▸ **MATERIAL FOR THIS TASK**:
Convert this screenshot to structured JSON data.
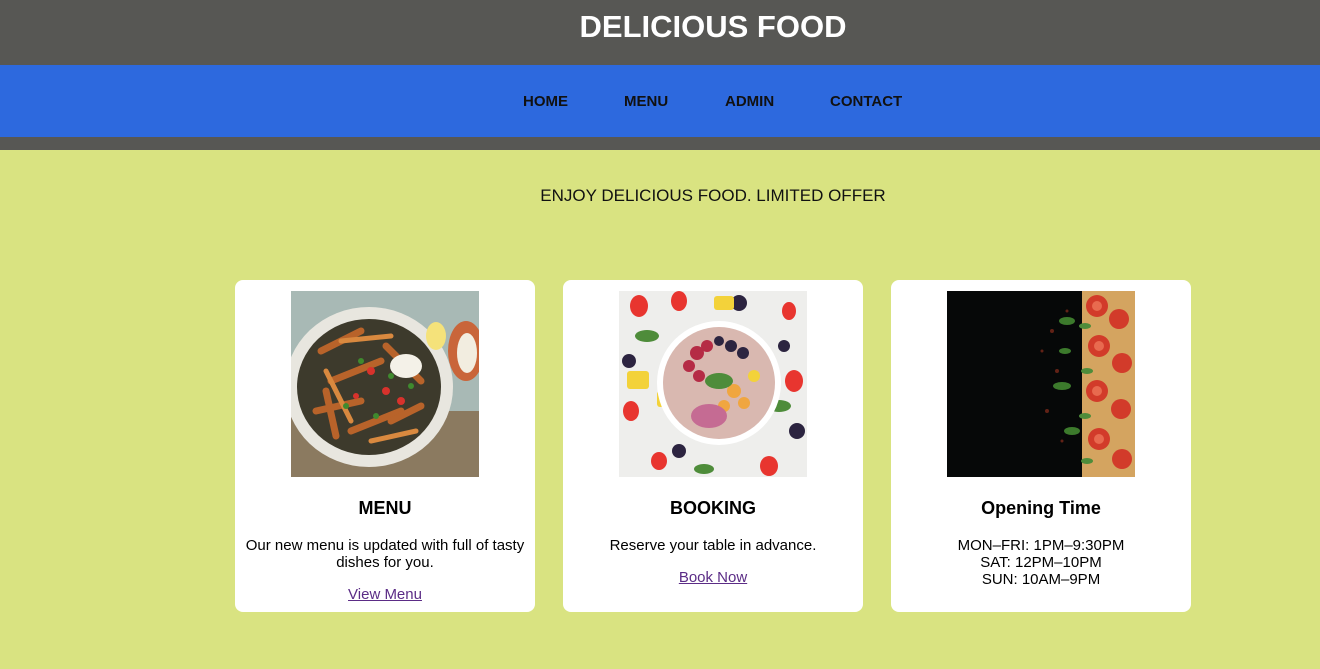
{
  "header": {
    "title": "DELICIOUS FOOD"
  },
  "nav": {
    "items": [
      {
        "label": "HOME"
      },
      {
        "label": "MENU"
      },
      {
        "label": "ADMIN"
      },
      {
        "label": "CONTACT"
      }
    ]
  },
  "hero": {
    "tagline": "ENJOY DELICIOUS FOOD. LIMITED OFFER"
  },
  "cards": [
    {
      "title": "MENU",
      "text": "Our new menu is updated with full of tasty dishes for you.",
      "link": "View Menu",
      "image": "sweet-potato-fries-bowl"
    },
    {
      "title": "BOOKING",
      "text": "Reserve your table in advance.",
      "link": "Book Now",
      "image": "fruit-smoothie-bowl"
    },
    {
      "title": "Opening Time",
      "hours": [
        "MON–FRI: 1PM–9:30PM",
        "SAT: 12PM–10PM",
        "SUN: 10AM–9PM"
      ],
      "image": "pizza-dark-background"
    }
  ],
  "colors": {
    "header_bg": "#575754",
    "nav_bg": "#2d69de",
    "page_bg": "#d9e381",
    "card_bg": "#ffffff",
    "link": "#5b2c86"
  }
}
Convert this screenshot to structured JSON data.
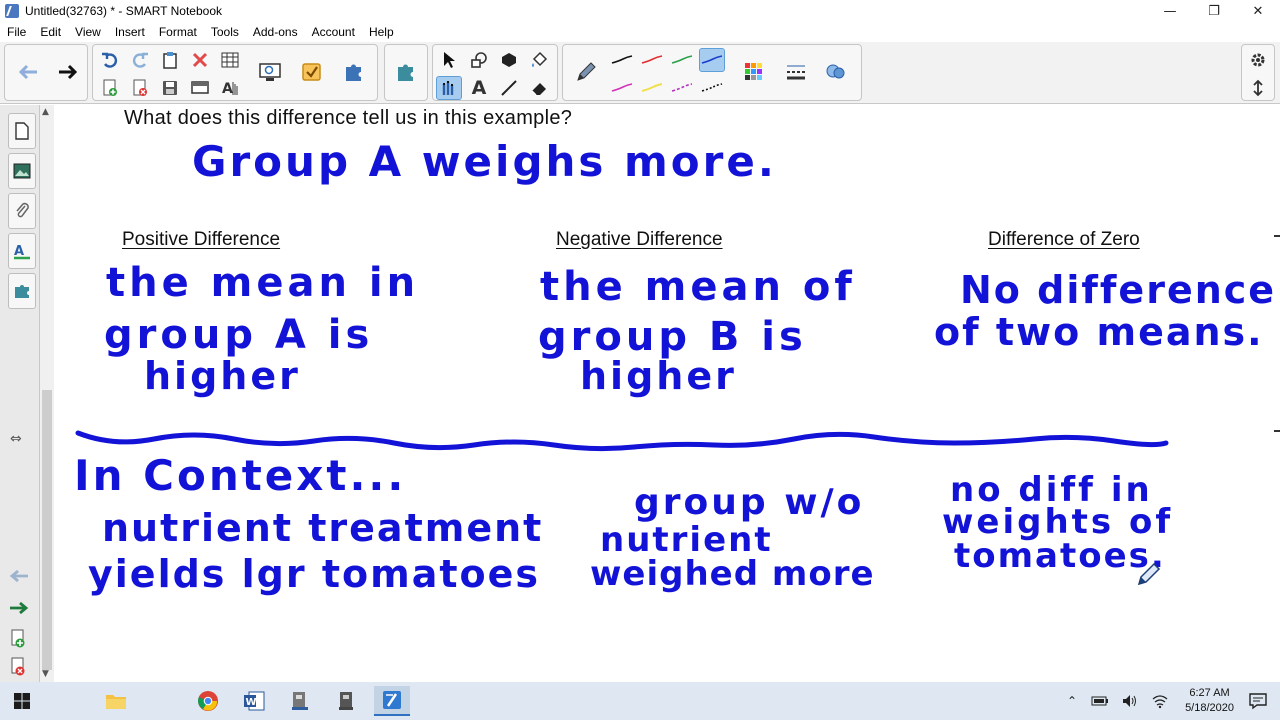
{
  "window": {
    "title": "Untitled(32763) * - SMART Notebook",
    "minimize": "—",
    "restore": "❐",
    "close": "✕"
  },
  "menu": [
    "File",
    "Edit",
    "View",
    "Insert",
    "Format",
    "Tools",
    "Add-ons",
    "Account",
    "Help"
  ],
  "toolbar": {
    "back": "🡐",
    "forward": "🡒",
    "text_tool_glyph": "A"
  },
  "sidetabs": {
    "arrows_glyph": "⇔"
  },
  "canvas": {
    "question": "What does this difference tell us in this example?",
    "answer_ink": "Group A weighs more.",
    "columns": [
      {
        "heading": "Positive Difference",
        "ink_lines": [
          "the mean in",
          "group A  is",
          "higher"
        ]
      },
      {
        "heading": "Negative Difference",
        "ink_lines": [
          "the mean of",
          "group B is",
          "higher"
        ]
      },
      {
        "heading": "Difference of Zero",
        "ink_lines": [
          "No difference",
          "of two means."
        ]
      }
    ],
    "context_heading_ink": "In Context...",
    "context": [
      {
        "ink_lines": [
          "nutrient treatment",
          "yields lgr tomatoes"
        ]
      },
      {
        "ink_lines": [
          "group w/o",
          "nutrient",
          "weighed more"
        ]
      },
      {
        "ink_lines": [
          "no diff in",
          "weights of",
          "tomatoes."
        ]
      }
    ],
    "ink_color": "#1313d8"
  },
  "taskbar": {
    "time": "6:27 AM",
    "date": "5/18/2020"
  }
}
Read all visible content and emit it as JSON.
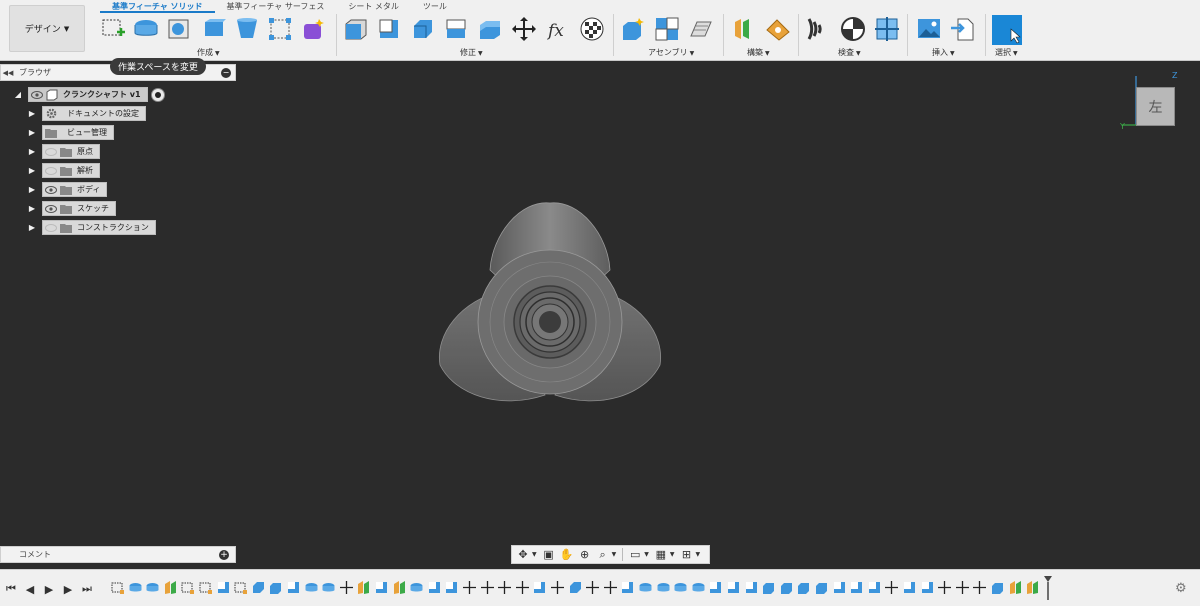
{
  "toolbar": {
    "workspace_button": "デザイン",
    "tabs": [
      "基準フィーチャ ソリッド",
      "基準フィーチャ サーフェス",
      "シート メタル",
      "ツール"
    ],
    "groups": [
      "作成",
      "修正",
      "アセンブリ",
      "構築",
      "検査",
      "挿入",
      "選択"
    ]
  },
  "tooltip": "作業スペースを変更",
  "browser": {
    "title": "ブラウザ",
    "root": "クランクシャフト v1",
    "items": [
      "ドキュメントの設定",
      "ビュー管理",
      "原点",
      "解析",
      "ボディ",
      "スケッチ",
      "コンストラクション"
    ]
  },
  "viewcube": {
    "face_label": "左",
    "axis_z": "Z",
    "axis_y": "Y"
  },
  "comments": {
    "label": "コメント"
  },
  "colors": {
    "accent": "#1a7ac8",
    "canvas": "#2b2b2b",
    "icon_blue": "#3d95dc"
  }
}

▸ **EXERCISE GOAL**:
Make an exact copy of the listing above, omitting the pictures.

▸ **ANSWER SPACE**:
Convert this screenshot to structured JSON data.
{
  "header": {
    "title": "DELICIOUS FOOD"
  },
  "nav": {
    "items": [
      {
        "label": "HOME"
      },
      {
        "label": "MENU"
      },
      {
        "label": "ADMIN"
      },
      {
        "label": "CONTACT"
      }
    ]
  },
  "hero": {
    "tagline": "ENJOY DELICIOUS FOOD. LIMITED OFFER"
  },
  "cards": [
    {
      "title": "MENU",
      "text": "Our new menu is updated with full of tasty dishes for you.",
      "link": "View Menu",
      "image": "sweet-potato-fries-bowl"
    },
    {
      "title": "BOOKING",
      "text": "Reserve your table in advance.",
      "link": "Book Now",
      "image": "fruit-smoothie-bowl"
    },
    {
      "title": "Opening Time",
      "hours": [
        "MON–FRI: 1PM–9:30PM",
        "SAT: 12PM–10PM",
        "SUN: 10AM–9PM"
      ],
      "image": "pizza-dark-background"
    }
  ],
  "colors": {
    "header_bg": "#575754",
    "nav_bg": "#2d69de",
    "page_bg": "#d9e381",
    "card_bg": "#ffffff",
    "link": "#5b2c86"
  }
}
Convert this screenshot to structured JSON data.
{
  "window": {
    "title": "Untitled(32763) * - SMART Notebook",
    "minimize": "—",
    "restore": "❐",
    "close": "✕"
  },
  "menu": [
    "File",
    "Edit",
    "View",
    "Insert",
    "Format",
    "Tools",
    "Add-ons",
    "Account",
    "Help"
  ],
  "toolbar": {
    "back": "🡐",
    "forward": "🡒",
    "text_tool_glyph": "A"
  },
  "sidetabs": {
    "arrows_glyph": "⇔"
  },
  "canvas": {
    "question": "What does this difference tell us in this example?",
    "answer_ink": "Group A weighs more.",
    "columns": [
      {
        "heading": "Positive Difference",
        "ink_lines": [
          "the mean in",
          "group A  is",
          "higher"
        ]
      },
      {
        "heading": "Negative Difference",
        "ink_lines": [
          "the mean of",
          "group B is",
          "higher"
        ]
      },
      {
        "heading": "Difference of Zero",
        "ink_lines": [
          "No difference",
          "of two means."
        ]
      }
    ],
    "context_heading_ink": "In Context...",
    "context": [
      {
        "ink_lines": [
          "nutrient treatment",
          "yields lgr tomatoes"
        ]
      },
      {
        "ink_lines": [
          "group w/o",
          "nutrient",
          "weighed more"
        ]
      },
      {
        "ink_lines": [
          "no diff in",
          "weights of",
          "tomatoes."
        ]
      }
    ],
    "ink_color": "#1313d8"
  },
  "taskbar": {
    "time": "6:27 AM",
    "date": "5/18/2020"
  }
}
Read all visible content and emit it as JSON.
{
  "toolbar": {
    "workspace_button": "デザイン",
    "tabs": [
      "基準フィーチャ ソリッド",
      "基準フィーチャ サーフェス",
      "シート メタル",
      "ツール"
    ],
    "groups": [
      "作成",
      "修正",
      "アセンブリ",
      "構築",
      "検査",
      "挿入",
      "選択"
    ]
  },
  "tooltip": "作業スペースを変更",
  "browser": {
    "title": "ブラウザ",
    "root": "クランクシャフト v1",
    "items": [
      "ドキュメントの設定",
      "ビュー管理",
      "原点",
      "解析",
      "ボディ",
      "スケッチ",
      "コンストラクション"
    ]
  },
  "viewcube": {
    "face_label": "左",
    "axis_z": "Z",
    "axis_y": "Y"
  },
  "comments": {
    "label": "コメント"
  },
  "colors": {
    "accent": "#1a7ac8",
    "canvas": "#2b2b2b",
    "icon_blue": "#3d95dc"
  }
}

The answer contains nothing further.